Strong hearts and open minds
Sue Ross and Indigenous women collaborate to raise community awareness of menopause
Sue Ross, Cavarzan Chair in Mature Women's Health Research & Innovation, has discovered that surprisingly little research has been undertaken about the experiences of menopausal women in Indigenous communities in Canada. This led Ross and her team (with Maskwacis Health Services) to try to better understand menopausal issues in Indigenous women. As a starting point, the group chose to hold small group discussions with women of the Maskwacis community (located 70 kilometres south of Edmonton).
A community workshop was held to share the small group findings. “After the workshop, several women inquired ‘what’s next?’” says Ross. “They decided they wanted to form a group” to use the findings of the research to support other women in the community.
The women chose the group name “Sohki Teyhew,” Cree wording for “Strong Heart,” a name that represents the role of woman at the centre of the family and their place within the community. Members of the group include: Margaret Montour, Samson Cree Elder; Matilda Roasting, Louis Bull Elder; Maskwacis Health Services’ Director of Nursing, Bonny Graham; University of Alberta researcher Richard Oster; and other women from the community.
The participants already knew their key goal - they hoped to increase understanding about women’s body changes and experiences of menopause, particularly among spouses, children and family members.

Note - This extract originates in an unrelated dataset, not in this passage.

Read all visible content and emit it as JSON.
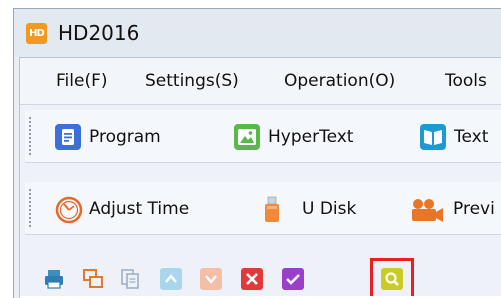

“They were very passionate about it,” says Ross, “They felt that better understanding would reduce stress within families.”
After a year of ongoing collaborative meetings and community workshops, the group developed informational pamphlets -- including culturally-sensitive suggestions to help menopausal women and their families. The creation of the pamphlets was honored at a traditional elders’ ceremony, after which the pamphlets were distributed through local meetings and Maskwacis Health Services.

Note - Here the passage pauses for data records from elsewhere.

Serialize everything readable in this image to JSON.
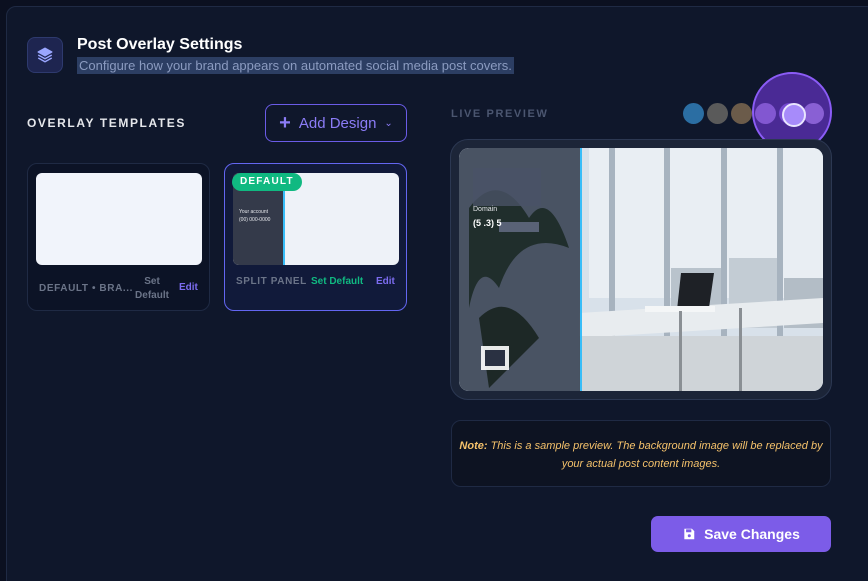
{
  "header": {
    "title": "Post Overlay Settings",
    "subtitle": "Configure how your brand appears on automated social media post covers."
  },
  "templates": {
    "section_label": "OVERLAY TEMPLATES",
    "add_button_label": "Add Design",
    "cards": [
      {
        "name": "DEFAULT • BRA...",
        "set_default_label_1": "Set",
        "set_default_label_2": "Default",
        "edit_label": "Edit"
      },
      {
        "name": "SPLIT PANEL",
        "badge": "DEFAULT",
        "set_default_label": "Set Default",
        "edit_label": "Edit",
        "thumb_text_1": "Your account",
        "thumb_text_2": "(00) 000-0000"
      }
    ]
  },
  "preview": {
    "section_label": "LIVE PREVIEW",
    "overlay_text_1": "Domain",
    "overlay_text_2": "(5 .3) 5",
    "avatar_colors": [
      "#2b6ea3",
      "#5a5a5a",
      "#6b5b4a",
      "#8b7bb0",
      "#6d5bb0",
      "#9a8fb5"
    ]
  },
  "note": {
    "prefix": "Note:",
    "text": "This is a sample preview. The background image will be replaced by your actual post content images."
  },
  "actions": {
    "save_label": "Save Changes"
  },
  "colors": {
    "accent": "#7c5ce8",
    "success": "#10b981",
    "warning": "#f5c26b"
  }
}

“Our group wants to expand this work to support women’s experiences of other taboo issues such as incontinence and pelvic organ prolapse,” Ross explained. These issues touch many women, but are rarely discussed or researched. In January, Ross and the group submitted a grant application to the Canadian Institutes of Health Research (CIHR) for funding to assist with this expansion.
The group will continue to work within the community and hopes to move forward by taking the menopause pamphlets and other knowledge outcomes to other Indigenous communities in Alberta.

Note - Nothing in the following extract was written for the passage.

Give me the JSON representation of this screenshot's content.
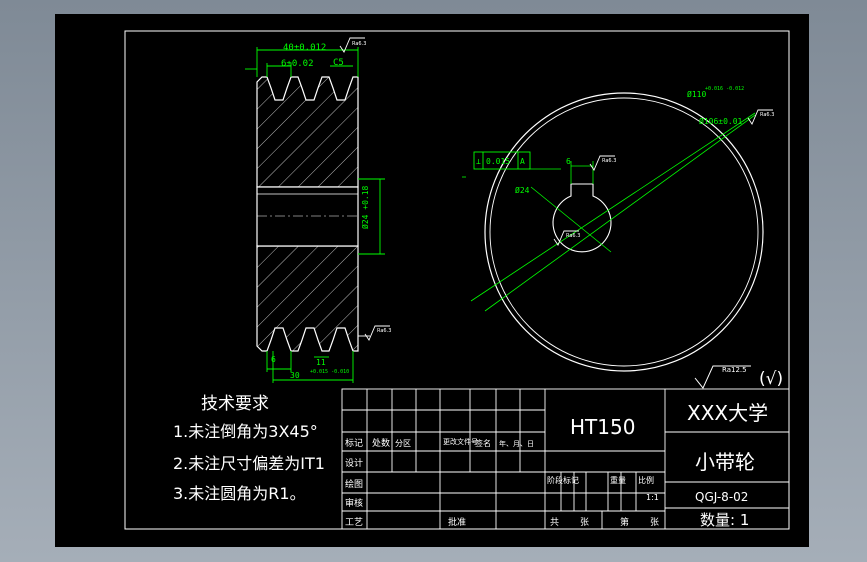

This project provided Ross with an opportunity to experience a new way of conducting research as well as opening a lens on how to work collaboratively with Indigenous populations.
“My research program is moving towards wellness research,” says Ross. “This project taught me to keep an open mind, to listen to the women participants describing their needs. They brought their culture, wisdom and life experiences to the project. They knew they wanted to increase community understanding about menopause, not to try to ‘cure’ it.”
Ross believes that WCHRI’s contribution to the project was fundamental in providing networking and grant opportunities to help her move forward.
“Incidental conversations with other WCHRI members while participating on grant review panels gave me the confidence to undertake this project. The community of WCHRI was invaluable in facilitating the sharing of knowledge and experience.”
Sue Ross’ research has been funded by generous supporters of the Lois Hole Hospital for Women through WCHRI.